Francisco J. Navarro, Baulcombe group, Department of Plant Sciences talks about his work with OpenPlant in understanding miRNA regulation in algae and using that for proof-of-concept engineering for miRNA-based gene circuits in higher plants.
microRNAs (miRNAs), small RNA molecules of 20–24 nts, have a number of features that make them ideal tools to regulate gene expression — small size, flexible design, target predictability and action at a late stage of the gene expression pipeline. The regulatory potential of miRNAs goes beyond gene repression, as they can confer robustness to gene expression, a feature which is desirable to implement in plant synthetic gene networks.
In order to harness the regulatory potential of miRNAs, a comprehensive understanding of the quantitative parameters and mode of action of miRNAs is required, which is, however, hindered by the complexity of natural systems. By using principles of synthetic biology, we have constructed a platform to characterize regulatory properties of miRNAs in the model alga Chlamydomonas reinhardtii. Using this system, we observed that the level of repression by a miRNA depends on its abundance and degree of sequence complementarity to its target mRNA.

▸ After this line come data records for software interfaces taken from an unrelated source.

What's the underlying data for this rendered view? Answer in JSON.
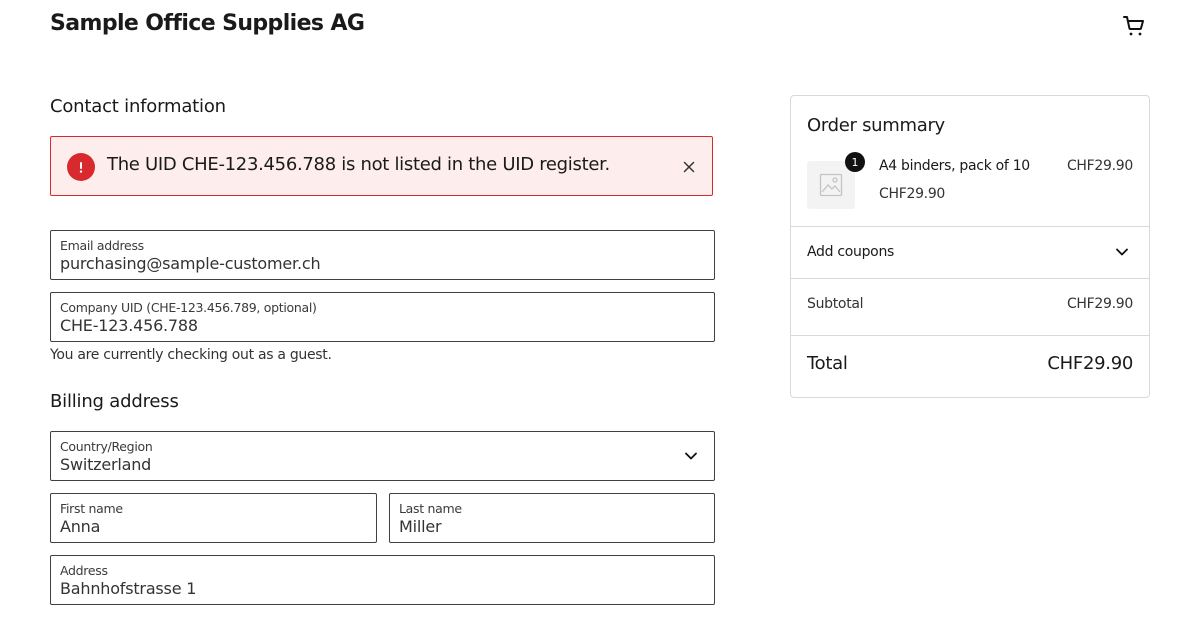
{
  "header": {
    "store_name": "Sample Office Supplies AG",
    "cart_icon": "shopping-cart-icon"
  },
  "contact": {
    "title": "Contact information",
    "error": {
      "icon": "error-alert-icon",
      "message": "The UID CHE-123.456.788 is not listed in the UID register.",
      "close_icon": "close-icon",
      "background": "#fdeeed",
      "accent": "#d8292f"
    },
    "email": {
      "label": "Email address",
      "value": "purchasing@sample-customer.ch"
    },
    "uid": {
      "label": "Company UID (CHE-123.456.789, optional)",
      "value": "CHE-123.456.788"
    },
    "guest_note": "You are currently checking out as a guest."
  },
  "billing": {
    "title": "Billing address",
    "country": {
      "label": "Country/Region",
      "value": "Switzerland",
      "icon": "chevron-down-icon"
    },
    "first_name": {
      "label": "First name",
      "value": "Anna"
    },
    "last_name": {
      "label": "Last name",
      "value": "Miller"
    },
    "address": {
      "label": "Address",
      "value": "Bahnhofstrasse 1"
    }
  },
  "summary": {
    "title": "Order summary",
    "item": {
      "name": "A4 binders, pack of 10",
      "unit_price": "CHF29.90",
      "line_price": "CHF29.90",
      "quantity": "1",
      "thumbnail_icon": "image-placeholder-icon"
    },
    "coupons": {
      "label": "Add coupons",
      "icon": "chevron-down-icon"
    },
    "subtotal": {
      "label": "Subtotal",
      "value": "CHF29.90"
    },
    "total": {
      "label": "Total",
      "value": "CHF29.90"
    }
  }
}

We also found that sequence complementarity between the miRNA and its target mRNA defined the mRNA’s response curve to the miRNA, and that the mode of action of a fully complementary miRNA to its target was the result of a combined action of RNA slicing and RNA destabilization. We are now using this information to design further applications of miRNAs, and studying their effect in regulatory loops. This work will be used as a proof-of-concept for the engineering of miRNA-based gene circuits in higher plants.